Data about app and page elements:
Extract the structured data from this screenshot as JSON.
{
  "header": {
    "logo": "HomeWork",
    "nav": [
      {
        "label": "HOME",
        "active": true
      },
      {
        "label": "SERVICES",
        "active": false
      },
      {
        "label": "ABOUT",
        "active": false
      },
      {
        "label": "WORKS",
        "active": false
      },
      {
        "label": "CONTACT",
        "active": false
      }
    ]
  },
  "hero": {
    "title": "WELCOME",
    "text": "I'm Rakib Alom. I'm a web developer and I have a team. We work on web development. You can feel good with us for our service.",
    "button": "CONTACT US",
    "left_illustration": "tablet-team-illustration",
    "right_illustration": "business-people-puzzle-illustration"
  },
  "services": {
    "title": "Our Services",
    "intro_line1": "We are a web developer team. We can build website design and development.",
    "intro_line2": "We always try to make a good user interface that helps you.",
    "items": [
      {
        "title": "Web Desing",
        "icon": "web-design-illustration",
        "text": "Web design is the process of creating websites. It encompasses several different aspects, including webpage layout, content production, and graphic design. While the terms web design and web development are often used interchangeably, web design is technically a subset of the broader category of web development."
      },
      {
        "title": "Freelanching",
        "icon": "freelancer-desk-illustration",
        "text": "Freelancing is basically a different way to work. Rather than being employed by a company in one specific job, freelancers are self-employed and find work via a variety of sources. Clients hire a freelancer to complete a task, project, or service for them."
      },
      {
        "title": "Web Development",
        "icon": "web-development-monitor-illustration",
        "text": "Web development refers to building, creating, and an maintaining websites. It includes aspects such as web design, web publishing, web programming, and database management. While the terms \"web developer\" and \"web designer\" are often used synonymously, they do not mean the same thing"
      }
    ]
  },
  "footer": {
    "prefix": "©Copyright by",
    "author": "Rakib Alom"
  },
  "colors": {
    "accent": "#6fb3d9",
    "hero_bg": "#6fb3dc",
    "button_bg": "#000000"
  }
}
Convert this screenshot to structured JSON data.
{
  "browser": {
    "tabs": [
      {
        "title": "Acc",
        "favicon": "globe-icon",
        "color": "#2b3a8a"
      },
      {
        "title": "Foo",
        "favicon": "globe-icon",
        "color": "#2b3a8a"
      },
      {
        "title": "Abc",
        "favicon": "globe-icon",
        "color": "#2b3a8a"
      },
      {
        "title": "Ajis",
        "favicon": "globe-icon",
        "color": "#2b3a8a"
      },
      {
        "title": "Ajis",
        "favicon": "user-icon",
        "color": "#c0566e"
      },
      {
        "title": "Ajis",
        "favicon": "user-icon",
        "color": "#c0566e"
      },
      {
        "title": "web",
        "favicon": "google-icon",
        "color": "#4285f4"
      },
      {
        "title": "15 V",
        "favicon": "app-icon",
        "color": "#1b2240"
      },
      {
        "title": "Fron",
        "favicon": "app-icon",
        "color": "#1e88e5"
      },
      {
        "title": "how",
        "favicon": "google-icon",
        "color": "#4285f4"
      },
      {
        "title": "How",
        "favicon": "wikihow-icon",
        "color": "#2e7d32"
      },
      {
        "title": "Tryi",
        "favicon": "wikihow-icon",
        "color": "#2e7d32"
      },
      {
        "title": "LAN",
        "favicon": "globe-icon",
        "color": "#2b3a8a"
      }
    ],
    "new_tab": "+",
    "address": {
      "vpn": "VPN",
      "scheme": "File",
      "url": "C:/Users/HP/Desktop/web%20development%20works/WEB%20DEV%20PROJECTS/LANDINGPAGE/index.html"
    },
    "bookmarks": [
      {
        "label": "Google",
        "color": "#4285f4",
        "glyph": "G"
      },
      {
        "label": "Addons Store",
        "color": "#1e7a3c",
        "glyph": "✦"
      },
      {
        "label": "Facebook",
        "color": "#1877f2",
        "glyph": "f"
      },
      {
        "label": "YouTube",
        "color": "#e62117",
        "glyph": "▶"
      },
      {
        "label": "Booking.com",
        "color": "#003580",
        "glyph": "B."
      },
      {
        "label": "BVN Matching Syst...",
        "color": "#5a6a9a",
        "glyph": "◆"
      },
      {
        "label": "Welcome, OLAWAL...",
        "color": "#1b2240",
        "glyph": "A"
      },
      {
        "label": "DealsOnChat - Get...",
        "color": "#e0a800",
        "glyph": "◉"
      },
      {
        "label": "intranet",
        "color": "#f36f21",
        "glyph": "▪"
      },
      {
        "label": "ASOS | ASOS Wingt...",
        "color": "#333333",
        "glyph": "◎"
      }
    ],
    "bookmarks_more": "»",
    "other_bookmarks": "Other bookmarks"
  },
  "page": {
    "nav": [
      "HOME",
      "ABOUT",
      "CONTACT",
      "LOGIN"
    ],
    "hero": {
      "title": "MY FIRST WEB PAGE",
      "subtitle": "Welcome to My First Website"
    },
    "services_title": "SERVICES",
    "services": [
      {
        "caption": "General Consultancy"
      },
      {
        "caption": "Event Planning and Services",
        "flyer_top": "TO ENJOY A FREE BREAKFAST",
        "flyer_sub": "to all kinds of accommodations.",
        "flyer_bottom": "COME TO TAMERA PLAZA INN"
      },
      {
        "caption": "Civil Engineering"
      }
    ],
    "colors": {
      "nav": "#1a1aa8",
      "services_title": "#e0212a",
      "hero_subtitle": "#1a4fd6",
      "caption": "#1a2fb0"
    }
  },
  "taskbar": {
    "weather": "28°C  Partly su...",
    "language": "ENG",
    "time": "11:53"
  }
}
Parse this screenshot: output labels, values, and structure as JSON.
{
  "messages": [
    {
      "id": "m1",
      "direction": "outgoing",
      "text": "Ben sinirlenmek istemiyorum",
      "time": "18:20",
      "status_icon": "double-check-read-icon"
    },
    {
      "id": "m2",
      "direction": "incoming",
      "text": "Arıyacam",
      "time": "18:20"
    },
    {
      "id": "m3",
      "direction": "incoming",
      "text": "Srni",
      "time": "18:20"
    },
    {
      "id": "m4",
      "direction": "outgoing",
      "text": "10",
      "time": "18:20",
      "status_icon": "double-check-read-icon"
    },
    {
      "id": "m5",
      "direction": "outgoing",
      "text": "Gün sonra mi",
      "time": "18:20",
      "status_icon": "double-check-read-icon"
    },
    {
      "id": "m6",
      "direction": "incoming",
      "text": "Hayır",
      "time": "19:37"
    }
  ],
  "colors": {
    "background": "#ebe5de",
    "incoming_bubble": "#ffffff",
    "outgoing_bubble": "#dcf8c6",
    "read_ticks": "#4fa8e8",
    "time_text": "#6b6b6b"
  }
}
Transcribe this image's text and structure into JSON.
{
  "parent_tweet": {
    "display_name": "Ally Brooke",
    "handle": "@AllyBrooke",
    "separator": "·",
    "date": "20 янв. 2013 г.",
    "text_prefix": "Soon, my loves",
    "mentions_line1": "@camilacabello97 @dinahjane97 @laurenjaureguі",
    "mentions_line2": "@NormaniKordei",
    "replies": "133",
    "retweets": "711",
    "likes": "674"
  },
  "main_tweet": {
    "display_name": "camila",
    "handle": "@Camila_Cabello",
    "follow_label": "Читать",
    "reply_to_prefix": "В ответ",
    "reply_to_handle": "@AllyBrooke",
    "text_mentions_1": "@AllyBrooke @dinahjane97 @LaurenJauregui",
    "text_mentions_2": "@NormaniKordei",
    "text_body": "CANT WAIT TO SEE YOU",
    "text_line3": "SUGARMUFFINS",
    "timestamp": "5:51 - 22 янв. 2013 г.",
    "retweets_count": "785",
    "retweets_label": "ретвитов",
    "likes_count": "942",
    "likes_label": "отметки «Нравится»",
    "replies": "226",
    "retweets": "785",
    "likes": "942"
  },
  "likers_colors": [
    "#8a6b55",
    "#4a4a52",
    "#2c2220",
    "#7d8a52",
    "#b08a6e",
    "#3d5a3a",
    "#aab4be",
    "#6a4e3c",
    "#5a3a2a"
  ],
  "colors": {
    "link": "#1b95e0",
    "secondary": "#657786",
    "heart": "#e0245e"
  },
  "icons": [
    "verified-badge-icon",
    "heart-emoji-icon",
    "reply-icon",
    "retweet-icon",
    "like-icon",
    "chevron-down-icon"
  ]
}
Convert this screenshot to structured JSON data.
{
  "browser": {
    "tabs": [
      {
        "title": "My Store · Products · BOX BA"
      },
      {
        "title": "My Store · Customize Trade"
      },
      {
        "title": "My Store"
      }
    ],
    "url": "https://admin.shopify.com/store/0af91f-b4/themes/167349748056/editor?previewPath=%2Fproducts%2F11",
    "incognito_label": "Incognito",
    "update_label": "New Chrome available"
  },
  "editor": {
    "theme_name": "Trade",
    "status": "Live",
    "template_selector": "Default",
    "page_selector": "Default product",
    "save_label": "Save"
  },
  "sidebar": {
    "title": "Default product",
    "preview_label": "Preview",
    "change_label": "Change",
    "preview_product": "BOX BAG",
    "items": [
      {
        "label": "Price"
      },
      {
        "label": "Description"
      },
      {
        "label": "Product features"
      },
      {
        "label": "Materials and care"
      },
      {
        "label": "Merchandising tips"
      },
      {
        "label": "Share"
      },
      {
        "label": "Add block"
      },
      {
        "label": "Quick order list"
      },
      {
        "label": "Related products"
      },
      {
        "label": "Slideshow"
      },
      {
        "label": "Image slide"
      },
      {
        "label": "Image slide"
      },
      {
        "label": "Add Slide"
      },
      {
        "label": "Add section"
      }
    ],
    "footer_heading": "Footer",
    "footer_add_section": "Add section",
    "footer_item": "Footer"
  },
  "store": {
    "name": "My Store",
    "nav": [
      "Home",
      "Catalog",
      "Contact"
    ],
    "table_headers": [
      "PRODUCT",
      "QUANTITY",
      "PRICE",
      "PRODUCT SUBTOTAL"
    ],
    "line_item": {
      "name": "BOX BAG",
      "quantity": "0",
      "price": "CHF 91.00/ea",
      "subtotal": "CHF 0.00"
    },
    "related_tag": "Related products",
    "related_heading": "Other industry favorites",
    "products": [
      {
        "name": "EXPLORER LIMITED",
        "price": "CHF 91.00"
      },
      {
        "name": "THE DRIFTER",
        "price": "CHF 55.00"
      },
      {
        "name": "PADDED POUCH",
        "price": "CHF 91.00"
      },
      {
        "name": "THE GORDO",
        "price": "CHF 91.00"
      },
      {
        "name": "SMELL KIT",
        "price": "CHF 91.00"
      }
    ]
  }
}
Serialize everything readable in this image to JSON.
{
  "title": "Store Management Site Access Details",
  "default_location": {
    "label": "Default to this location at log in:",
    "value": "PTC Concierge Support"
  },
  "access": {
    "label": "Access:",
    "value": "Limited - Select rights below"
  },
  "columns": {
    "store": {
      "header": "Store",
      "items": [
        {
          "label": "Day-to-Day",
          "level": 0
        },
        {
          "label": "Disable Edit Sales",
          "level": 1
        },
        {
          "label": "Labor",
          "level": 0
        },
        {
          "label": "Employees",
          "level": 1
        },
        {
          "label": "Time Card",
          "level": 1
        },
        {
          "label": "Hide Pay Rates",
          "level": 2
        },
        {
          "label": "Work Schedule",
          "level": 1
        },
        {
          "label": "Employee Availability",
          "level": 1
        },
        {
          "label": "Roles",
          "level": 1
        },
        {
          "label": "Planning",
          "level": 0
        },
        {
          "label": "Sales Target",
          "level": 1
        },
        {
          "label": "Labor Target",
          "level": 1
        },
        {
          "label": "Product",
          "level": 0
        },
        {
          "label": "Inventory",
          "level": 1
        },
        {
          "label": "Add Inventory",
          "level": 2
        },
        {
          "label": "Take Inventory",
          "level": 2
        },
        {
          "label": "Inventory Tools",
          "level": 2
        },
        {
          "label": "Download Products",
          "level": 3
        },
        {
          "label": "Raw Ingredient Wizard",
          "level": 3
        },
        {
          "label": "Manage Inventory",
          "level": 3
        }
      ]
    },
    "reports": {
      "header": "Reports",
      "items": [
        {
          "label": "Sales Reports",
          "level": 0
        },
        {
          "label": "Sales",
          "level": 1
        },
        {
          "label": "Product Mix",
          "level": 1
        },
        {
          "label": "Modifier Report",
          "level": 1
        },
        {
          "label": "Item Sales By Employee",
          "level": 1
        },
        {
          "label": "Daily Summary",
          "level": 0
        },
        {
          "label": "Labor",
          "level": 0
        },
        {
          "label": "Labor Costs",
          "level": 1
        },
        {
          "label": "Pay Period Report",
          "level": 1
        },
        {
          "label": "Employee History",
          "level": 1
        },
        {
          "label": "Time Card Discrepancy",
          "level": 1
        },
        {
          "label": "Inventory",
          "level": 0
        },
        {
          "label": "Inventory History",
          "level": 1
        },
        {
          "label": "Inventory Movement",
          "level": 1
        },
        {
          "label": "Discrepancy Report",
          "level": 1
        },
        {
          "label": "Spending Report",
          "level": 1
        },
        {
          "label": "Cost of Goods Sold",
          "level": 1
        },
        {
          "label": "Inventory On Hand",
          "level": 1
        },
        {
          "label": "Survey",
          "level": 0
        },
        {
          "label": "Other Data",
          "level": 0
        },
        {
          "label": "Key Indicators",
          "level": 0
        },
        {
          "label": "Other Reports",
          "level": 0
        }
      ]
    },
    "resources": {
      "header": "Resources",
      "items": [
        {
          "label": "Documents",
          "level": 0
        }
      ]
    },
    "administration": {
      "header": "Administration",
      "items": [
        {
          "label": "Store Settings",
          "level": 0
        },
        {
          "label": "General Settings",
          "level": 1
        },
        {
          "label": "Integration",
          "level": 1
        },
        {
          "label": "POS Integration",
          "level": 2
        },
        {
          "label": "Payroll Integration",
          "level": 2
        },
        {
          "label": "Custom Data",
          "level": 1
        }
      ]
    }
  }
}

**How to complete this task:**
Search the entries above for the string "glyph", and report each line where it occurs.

**Expected answer:**
        "glyph": "G"
        "glyph": "✦"
        "glyph": "f"
        "glyph": "▶"
        "glyph": "B."
        "glyph": "◆"
        "glyph": "A"
        "glyph": "◉"
        "glyph": "▪"
        "glyph": "◎"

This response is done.